* Exercise aim *
All lines of the records below that contain the word "Danh" must be listed.

* Provided records *
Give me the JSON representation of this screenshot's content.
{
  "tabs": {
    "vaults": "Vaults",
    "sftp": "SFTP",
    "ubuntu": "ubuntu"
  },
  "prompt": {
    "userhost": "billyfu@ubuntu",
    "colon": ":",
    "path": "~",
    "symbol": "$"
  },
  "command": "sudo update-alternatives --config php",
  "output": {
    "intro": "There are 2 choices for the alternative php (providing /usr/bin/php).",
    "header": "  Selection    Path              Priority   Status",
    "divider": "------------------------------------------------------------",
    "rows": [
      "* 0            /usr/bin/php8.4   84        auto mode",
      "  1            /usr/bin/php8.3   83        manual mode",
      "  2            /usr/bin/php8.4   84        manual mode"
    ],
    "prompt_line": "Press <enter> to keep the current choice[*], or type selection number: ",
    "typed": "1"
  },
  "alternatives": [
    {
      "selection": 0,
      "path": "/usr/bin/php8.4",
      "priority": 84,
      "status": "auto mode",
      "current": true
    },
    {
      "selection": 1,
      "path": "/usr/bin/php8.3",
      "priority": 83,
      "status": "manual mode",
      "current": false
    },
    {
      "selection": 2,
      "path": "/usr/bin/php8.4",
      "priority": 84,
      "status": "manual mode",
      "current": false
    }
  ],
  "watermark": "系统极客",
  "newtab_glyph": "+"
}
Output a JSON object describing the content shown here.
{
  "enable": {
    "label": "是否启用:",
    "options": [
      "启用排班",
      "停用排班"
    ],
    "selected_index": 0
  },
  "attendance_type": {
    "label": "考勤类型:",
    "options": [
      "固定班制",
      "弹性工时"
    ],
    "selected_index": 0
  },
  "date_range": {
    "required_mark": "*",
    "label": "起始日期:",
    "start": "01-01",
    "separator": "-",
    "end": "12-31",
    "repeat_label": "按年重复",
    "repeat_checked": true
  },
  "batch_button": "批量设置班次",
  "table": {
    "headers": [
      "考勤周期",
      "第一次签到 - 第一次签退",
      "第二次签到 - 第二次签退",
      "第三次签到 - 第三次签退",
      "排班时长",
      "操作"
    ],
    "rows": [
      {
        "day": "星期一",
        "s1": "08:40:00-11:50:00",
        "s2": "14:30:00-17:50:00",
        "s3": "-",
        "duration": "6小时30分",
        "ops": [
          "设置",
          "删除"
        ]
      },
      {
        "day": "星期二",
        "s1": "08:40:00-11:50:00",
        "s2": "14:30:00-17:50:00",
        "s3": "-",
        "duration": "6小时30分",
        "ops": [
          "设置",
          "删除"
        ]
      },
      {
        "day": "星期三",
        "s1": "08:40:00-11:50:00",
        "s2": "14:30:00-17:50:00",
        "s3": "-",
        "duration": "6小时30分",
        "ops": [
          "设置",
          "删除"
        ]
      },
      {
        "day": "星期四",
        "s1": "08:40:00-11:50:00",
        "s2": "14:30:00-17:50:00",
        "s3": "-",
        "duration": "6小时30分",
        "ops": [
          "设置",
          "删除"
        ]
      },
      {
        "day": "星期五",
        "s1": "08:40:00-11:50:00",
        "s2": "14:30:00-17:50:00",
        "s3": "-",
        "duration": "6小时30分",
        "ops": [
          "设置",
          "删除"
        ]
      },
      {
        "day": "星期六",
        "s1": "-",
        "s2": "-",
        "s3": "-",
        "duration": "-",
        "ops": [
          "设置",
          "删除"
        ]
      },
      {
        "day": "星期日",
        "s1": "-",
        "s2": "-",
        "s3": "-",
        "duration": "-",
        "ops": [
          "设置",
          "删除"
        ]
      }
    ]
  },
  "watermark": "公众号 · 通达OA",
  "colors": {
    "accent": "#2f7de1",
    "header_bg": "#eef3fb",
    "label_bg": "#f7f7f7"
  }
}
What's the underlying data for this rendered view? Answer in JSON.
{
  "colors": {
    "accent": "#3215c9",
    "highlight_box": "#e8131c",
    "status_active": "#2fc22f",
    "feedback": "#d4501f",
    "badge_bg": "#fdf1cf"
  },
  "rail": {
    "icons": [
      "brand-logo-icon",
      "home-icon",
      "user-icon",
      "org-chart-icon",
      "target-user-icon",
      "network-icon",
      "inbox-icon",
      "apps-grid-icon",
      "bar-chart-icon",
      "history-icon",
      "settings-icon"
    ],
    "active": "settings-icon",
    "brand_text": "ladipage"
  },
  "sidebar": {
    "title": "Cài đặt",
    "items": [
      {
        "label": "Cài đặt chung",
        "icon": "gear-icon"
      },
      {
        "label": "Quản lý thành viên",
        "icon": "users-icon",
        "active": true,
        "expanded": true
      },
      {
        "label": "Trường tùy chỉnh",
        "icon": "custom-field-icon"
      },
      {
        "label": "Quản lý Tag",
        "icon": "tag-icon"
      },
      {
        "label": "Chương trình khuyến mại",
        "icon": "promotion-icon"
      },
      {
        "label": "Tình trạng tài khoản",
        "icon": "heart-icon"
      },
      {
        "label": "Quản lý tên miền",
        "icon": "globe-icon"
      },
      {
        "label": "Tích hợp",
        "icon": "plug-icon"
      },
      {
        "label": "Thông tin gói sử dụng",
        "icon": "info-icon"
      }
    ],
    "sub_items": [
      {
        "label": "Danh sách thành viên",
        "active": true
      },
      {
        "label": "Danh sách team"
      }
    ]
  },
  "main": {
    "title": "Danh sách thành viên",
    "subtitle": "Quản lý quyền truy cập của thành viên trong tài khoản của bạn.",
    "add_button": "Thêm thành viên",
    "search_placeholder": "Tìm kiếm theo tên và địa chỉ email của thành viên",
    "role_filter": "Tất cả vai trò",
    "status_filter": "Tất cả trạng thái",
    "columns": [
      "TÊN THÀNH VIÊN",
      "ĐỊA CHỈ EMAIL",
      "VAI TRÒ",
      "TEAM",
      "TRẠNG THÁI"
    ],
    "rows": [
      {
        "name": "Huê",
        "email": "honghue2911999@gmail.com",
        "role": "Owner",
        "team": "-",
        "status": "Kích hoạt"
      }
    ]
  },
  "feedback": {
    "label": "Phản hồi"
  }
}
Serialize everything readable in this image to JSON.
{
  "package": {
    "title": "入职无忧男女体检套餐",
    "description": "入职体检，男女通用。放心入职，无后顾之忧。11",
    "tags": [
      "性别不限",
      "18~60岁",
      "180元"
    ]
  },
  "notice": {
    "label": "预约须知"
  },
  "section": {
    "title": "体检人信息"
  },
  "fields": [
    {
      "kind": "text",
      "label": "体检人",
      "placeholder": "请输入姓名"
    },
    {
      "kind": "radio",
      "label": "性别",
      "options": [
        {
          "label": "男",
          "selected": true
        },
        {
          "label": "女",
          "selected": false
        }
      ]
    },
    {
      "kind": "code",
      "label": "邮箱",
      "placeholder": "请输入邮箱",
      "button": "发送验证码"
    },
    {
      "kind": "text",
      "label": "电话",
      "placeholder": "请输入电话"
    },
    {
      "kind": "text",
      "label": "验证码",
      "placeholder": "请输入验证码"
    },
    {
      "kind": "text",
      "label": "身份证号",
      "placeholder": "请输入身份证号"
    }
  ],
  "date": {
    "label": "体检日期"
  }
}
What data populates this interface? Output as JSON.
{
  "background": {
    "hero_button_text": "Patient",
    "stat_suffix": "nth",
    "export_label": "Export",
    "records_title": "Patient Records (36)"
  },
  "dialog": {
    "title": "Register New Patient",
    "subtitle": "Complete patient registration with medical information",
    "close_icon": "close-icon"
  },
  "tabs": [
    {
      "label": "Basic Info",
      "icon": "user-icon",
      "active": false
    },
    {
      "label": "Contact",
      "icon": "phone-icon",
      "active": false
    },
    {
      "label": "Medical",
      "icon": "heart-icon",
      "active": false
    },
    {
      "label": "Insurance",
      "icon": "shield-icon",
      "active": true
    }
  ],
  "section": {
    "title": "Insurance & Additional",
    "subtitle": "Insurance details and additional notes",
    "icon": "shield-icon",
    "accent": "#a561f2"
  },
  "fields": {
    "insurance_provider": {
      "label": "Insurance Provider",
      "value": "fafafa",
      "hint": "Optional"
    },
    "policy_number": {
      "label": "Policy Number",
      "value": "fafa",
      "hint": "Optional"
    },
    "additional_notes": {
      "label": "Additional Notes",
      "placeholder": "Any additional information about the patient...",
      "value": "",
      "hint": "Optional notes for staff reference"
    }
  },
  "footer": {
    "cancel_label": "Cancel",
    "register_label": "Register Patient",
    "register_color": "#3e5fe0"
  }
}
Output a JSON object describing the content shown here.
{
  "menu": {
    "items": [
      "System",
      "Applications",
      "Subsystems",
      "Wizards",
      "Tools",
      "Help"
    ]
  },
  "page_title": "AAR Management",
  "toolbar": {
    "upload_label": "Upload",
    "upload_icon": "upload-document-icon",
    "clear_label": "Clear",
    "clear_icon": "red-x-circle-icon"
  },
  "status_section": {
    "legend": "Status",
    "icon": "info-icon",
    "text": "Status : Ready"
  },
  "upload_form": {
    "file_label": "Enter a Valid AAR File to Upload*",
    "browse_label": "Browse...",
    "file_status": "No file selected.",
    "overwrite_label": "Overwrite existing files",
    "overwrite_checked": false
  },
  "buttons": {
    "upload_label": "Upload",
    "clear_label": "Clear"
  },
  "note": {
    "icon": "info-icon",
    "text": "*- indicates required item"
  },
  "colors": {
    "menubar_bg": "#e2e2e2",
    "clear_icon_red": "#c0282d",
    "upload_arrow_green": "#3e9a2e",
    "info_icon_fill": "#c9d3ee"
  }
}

* Exercise response *
        "label": "Danh sách thành viên",
        "label": "Danh sách team"
    "title": "Danh sách thành viên",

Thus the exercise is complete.